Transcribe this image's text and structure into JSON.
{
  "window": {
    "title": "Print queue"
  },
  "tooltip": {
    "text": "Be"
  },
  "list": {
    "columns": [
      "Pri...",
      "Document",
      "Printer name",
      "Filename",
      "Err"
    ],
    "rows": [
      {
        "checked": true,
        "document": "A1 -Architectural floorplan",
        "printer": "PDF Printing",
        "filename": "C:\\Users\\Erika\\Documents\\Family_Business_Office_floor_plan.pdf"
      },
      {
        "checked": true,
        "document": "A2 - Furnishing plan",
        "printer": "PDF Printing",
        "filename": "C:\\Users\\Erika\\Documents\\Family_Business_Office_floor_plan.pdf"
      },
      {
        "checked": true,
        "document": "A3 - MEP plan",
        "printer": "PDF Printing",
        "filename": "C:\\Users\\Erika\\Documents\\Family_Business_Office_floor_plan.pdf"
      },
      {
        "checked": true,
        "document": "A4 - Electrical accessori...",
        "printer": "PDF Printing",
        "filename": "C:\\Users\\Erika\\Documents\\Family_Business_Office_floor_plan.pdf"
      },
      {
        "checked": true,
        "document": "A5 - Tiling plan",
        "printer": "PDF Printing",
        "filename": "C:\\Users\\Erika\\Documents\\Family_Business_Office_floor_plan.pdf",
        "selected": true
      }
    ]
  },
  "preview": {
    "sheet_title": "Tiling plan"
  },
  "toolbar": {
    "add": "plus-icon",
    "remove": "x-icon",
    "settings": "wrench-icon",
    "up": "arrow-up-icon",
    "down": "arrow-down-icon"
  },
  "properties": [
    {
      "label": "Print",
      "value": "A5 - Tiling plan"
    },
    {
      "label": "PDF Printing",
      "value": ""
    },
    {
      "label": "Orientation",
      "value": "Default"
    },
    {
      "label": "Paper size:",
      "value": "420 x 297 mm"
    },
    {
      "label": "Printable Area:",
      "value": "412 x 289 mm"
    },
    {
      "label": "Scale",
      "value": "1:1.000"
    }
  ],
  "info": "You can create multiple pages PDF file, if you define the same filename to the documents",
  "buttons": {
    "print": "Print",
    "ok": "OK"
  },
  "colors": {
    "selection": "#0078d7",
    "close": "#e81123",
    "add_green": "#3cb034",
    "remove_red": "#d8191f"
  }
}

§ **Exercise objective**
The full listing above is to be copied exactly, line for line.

§ **Task output**
Transcribe this image's text and structure into JSON.
{
  "window": {
    "title": "Print queue"
  },
  "tooltip": {
    "text": "Be"
  },
  "list": {
    "columns": [
      "Pri...",
      "Document",
      "Printer name",
      "Filename",
      "Err"
    ],
    "rows": [
      {
        "checked": true,
        "document": "A1 -Architectural floorplan",
        "printer": "PDF Printing",
        "filename": "C:\\Users\\Erika\\Documents\\Family_Business_Office_floor_plan.pdf"
      },
      {
        "checked": true,
        "document": "A2 - Furnishing plan",
        "printer": "PDF Printing",
        "filename": "C:\\Users\\Erika\\Documents\\Family_Business_Office_floor_plan.pdf"
      },
      {
        "checked": true,
        "document": "A3 - MEP plan",
        "printer": "PDF Printing",
        "filename": "C:\\Users\\Erika\\Documents\\Family_Business_Office_floor_plan.pdf"
      },
      {
        "checked": true,
        "document": "A4 - Electrical accessori...",
        "printer": "PDF Printing",
        "filename": "C:\\Users\\Erika\\Documents\\Family_Business_Office_floor_plan.pdf"
      },
      {
        "checked": true,
        "document": "A5 - Tiling plan",
        "printer": "PDF Printing",
        "filename": "C:\\Users\\Erika\\Documents\\Family_Business_Office_floor_plan.pdf",
        "selected": true
      }
    ]
  },
  "preview": {
    "sheet_title": "Tiling plan"
  },
  "toolbar": {
    "add": "plus-icon",
    "remove": "x-icon",
    "settings": "wrench-icon",
    "up": "arrow-up-icon",
    "down": "arrow-down-icon"
  },
  "properties": [
    {
      "label": "Print",
      "value": "A5 - Tiling plan"
    },
    {
      "label": "PDF Printing",
      "value": ""
    },
    {
      "label": "Orientation",
      "value": "Default"
    },
    {
      "label": "Paper size:",
      "value": "420 x 297 mm"
    },
    {
      "label": "Printable Area:",
      "value": "412 x 289 mm"
    },
    {
      "label": "Scale",
      "value": "1:1.000"
    }
  ],
  "info": "You can create multiple pages PDF file, if you define the same filename to the documents",
  "buttons": {
    "print": "Print",
    "ok": "OK"
  },
  "colors": {
    "selection": "#0078d7",
    "close": "#e81123",
    "add_green": "#3cb034",
    "remove_red": "#d8191f"
  }
}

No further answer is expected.